[Items from an interface collection]
++++

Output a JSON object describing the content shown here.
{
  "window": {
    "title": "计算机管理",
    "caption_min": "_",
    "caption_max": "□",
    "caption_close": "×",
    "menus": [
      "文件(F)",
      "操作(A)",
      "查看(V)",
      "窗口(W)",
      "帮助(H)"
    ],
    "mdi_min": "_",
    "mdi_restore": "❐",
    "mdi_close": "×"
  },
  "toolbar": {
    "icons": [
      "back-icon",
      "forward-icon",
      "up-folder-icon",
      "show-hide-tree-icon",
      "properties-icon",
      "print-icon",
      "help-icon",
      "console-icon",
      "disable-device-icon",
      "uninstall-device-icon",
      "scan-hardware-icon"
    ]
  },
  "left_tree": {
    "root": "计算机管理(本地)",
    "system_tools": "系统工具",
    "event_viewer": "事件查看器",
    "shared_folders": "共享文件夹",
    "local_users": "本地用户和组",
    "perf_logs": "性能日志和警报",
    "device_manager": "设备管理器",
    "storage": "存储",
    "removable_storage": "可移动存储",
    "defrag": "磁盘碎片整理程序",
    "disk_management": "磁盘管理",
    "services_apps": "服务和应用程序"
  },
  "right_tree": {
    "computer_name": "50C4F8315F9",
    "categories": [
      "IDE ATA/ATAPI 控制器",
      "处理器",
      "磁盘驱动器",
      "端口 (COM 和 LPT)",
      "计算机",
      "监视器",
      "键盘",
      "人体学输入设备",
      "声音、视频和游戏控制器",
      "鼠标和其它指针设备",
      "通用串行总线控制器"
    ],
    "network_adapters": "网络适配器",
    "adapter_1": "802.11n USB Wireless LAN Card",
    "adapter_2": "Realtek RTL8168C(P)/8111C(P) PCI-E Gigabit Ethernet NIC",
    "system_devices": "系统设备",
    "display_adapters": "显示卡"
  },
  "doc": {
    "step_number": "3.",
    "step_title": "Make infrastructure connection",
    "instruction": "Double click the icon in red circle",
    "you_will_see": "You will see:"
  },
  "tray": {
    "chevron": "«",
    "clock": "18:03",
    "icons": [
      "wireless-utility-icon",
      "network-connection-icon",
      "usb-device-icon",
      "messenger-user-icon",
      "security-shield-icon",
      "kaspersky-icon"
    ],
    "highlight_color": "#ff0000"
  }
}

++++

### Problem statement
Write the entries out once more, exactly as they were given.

### Expected output
Output a JSON object describing the content shown here.
{
  "window": {
    "title": "计算机管理",
    "caption_min": "_",
    "caption_max": "□",
    "caption_close": "×",
    "menus": [
      "文件(F)",
      "操作(A)",
      "查看(V)",
      "窗口(W)",
      "帮助(H)"
    ],
    "mdi_min": "_",
    "mdi_restore": "❐",
    "mdi_close": "×"
  },
  "toolbar": {
    "icons": [
      "back-icon",
      "forward-icon",
      "up-folder-icon",
      "show-hide-tree-icon",
      "properties-icon",
      "print-icon",
      "help-icon",
      "console-icon",
      "disable-device-icon",
      "uninstall-device-icon",
      "scan-hardware-icon"
    ]
  },
  "left_tree": {
    "root": "计算机管理(本地)",
    "system_tools": "系统工具",
    "event_viewer": "事件查看器",
    "shared_folders": "共享文件夹",
    "local_users": "本地用户和组",
    "perf_logs": "性能日志和警报",
    "device_manager": "设备管理器",
    "storage": "存储",
    "removable_storage": "可移动存储",
    "defrag": "磁盘碎片整理程序",
    "disk_management": "磁盘管理",
    "services_apps": "服务和应用程序"
  },
  "right_tree": {
    "computer_name": "50C4F8315F9",
    "categories": [
      "IDE ATA/ATAPI 控制器",
      "处理器",
      "磁盘驱动器",
      "端口 (COM 和 LPT)",
      "计算机",
      "监视器",
      "键盘",
      "人体学输入设备",
      "声音、视频和游戏控制器",
      "鼠标和其它指针设备",
      "通用串行总线控制器"
    ],
    "network_adapters": "网络适配器",
    "adapter_1": "802.11n USB Wireless LAN Card",
    "adapter_2": "Realtek RTL8168C(P)/8111C(P) PCI-E Gigabit Ethernet NIC",
    "system_devices": "系统设备",
    "display_adapters": "显示卡"
  },
  "doc": {
    "step_number": "3.",
    "step_title": "Make infrastructure connection",
    "instruction": "Double click the icon in red circle",
    "you_will_see": "You will see:"
  },
  "tray": {
    "chevron": "«",
    "clock": "18:03",
    "icons": [
      "wireless-utility-icon",
      "network-connection-icon",
      "usb-device-icon",
      "messenger-user-icon",
      "security-shield-icon",
      "kaspersky-icon"
    ],
    "highlight_color": "#ff0000"
  }
}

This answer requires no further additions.